[Problem details]: Please return the lines of the data that contain "Shift".
-------- Records supplied
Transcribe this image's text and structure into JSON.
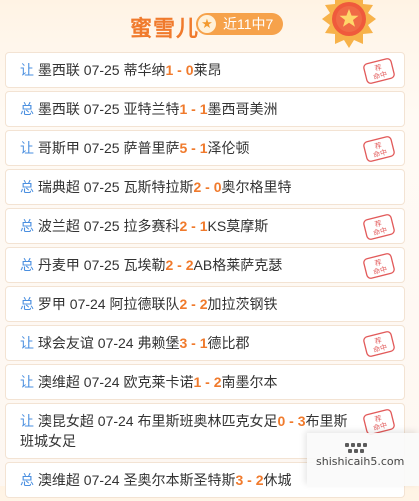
{
  "header": {
    "title": "蜜雪儿",
    "badge": "近11中7"
  },
  "stamp_text": [
    "荐",
    "命中"
  ],
  "rows": [
    {
      "kind": "让",
      "league": "墨西联",
      "date": "07-25",
      "home": "蒂华纳",
      "home_score": "1",
      "sep": " - ",
      "away_score": "0",
      "away": "莱昂",
      "hit": true
    },
    {
      "kind": "总",
      "league": "墨西联",
      "date": "07-25",
      "home": "亚特兰特",
      "home_score": "1",
      "sep": " - ",
      "away_score": "1",
      "away": "墨西哥美洲",
      "hit": false
    },
    {
      "kind": "让",
      "league": "哥斯甲",
      "date": "07-25",
      "home": "萨普里萨",
      "home_score": "5",
      "sep": " - ",
      "away_score": "1",
      "away": "泽伦顿",
      "hit": true
    },
    {
      "kind": "总",
      "league": "瑞典超",
      "date": "07-25",
      "home": "瓦斯特拉斯",
      "home_score": "2",
      "sep": " - ",
      "away_score": "0",
      "away": "奥尔格里特",
      "hit": false
    },
    {
      "kind": "总",
      "league": "波兰超",
      "date": "07-25",
      "home": "拉多赛科",
      "home_score": "2",
      "sep": " - ",
      "away_score": "1",
      "away": "KS莫摩斯",
      "hit": true
    },
    {
      "kind": "总",
      "league": "丹麦甲",
      "date": "07-25",
      "home": "瓦埃勒",
      "home_score": "2",
      "sep": " - ",
      "away_score": "2",
      "away": "AB格莱萨克瑟",
      "hit": true
    },
    {
      "kind": "总",
      "league": "罗甲",
      "date": "07-24",
      "home": "阿拉德联队",
      "home_score": "2",
      "sep": " - ",
      "away_score": "2",
      "away": "加拉茨钢铁",
      "hit": false
    },
    {
      "kind": "让",
      "league": "球会友谊",
      "date": "07-24",
      "home": "弗赖堡",
      "home_score": "3",
      "sep": " - ",
      "away_score": "1",
      "away": "德比郡",
      "hit": true
    },
    {
      "kind": "让",
      "league": "澳维超",
      "date": "07-24",
      "home": "欧克莱卡诺",
      "home_score": "1",
      "sep": " - ",
      "away_score": "2",
      "away": "南墨尔本",
      "hit": false
    },
    {
      "kind": "让",
      "league": "澳昆女超",
      "date": "07-24",
      "home": "布里斯班奥林匹克女足",
      "home_score": "0",
      "sep": " - ",
      "away_score": "3",
      "away": "布里斯班城女足",
      "hit": true
    },
    {
      "kind": "总",
      "league": "澳维超",
      "date": "07-24",
      "home": "圣奥尔本斯圣特斯",
      "home_score": "3",
      "sep": " - ",
      "away_score": "2",
      "away": "休城",
      "hit": false
    }
  ],
  "watermark": {
    "text": "shishicaih5.com"
  },
  "colors": {
    "accent": "#f07a2c",
    "kind_blue": "#4a8fe0",
    "stamp_red": "#e25a5a",
    "badge_bg": "#f6a24b"
  }
}
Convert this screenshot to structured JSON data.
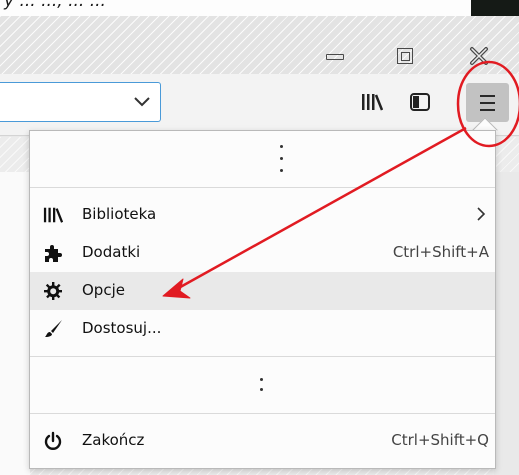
{
  "top_strip": {
    "cropped_text": "y ... ..., ... ..."
  },
  "window_controls": {
    "minimize_icon": "minimize-icon",
    "maximize_icon": "maximize-icon",
    "close_icon": "close-icon"
  },
  "toolbar": {
    "url_dropdown_icon": "chevron-down-icon",
    "library_icon": "library-icon",
    "sidebar_icon": "sidebar-icon",
    "menu_icon": "hamburger-menu-icon"
  },
  "menu": {
    "items": [
      {
        "label": "Biblioteka",
        "shortcut": "",
        "icon": "library-icon",
        "submenu": true
      },
      {
        "label": "Dodatki",
        "shortcut": "Ctrl+Shift+A",
        "icon": "puzzle-icon",
        "submenu": false
      },
      {
        "label": "Opcje",
        "shortcut": "",
        "icon": "gear-icon",
        "submenu": false,
        "highlighted": true
      },
      {
        "label": "Dostosuj...",
        "shortcut": "",
        "icon": "paintbrush-icon",
        "submenu": false
      }
    ],
    "quit": {
      "label": "Zakończ",
      "shortcut": "Ctrl+Shift+Q",
      "icon": "power-icon"
    }
  },
  "annotation": {
    "circle_color": "#e11b22",
    "arrow_color": "#e11b22"
  },
  "colors": {
    "urlbar_border": "#4a9ad8",
    "hover": "#e9e9e9"
  }
}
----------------
[Reply]:
        "shortcut": "Ctrl+Shift+A",
      "shortcut": "Ctrl+Shift+Q",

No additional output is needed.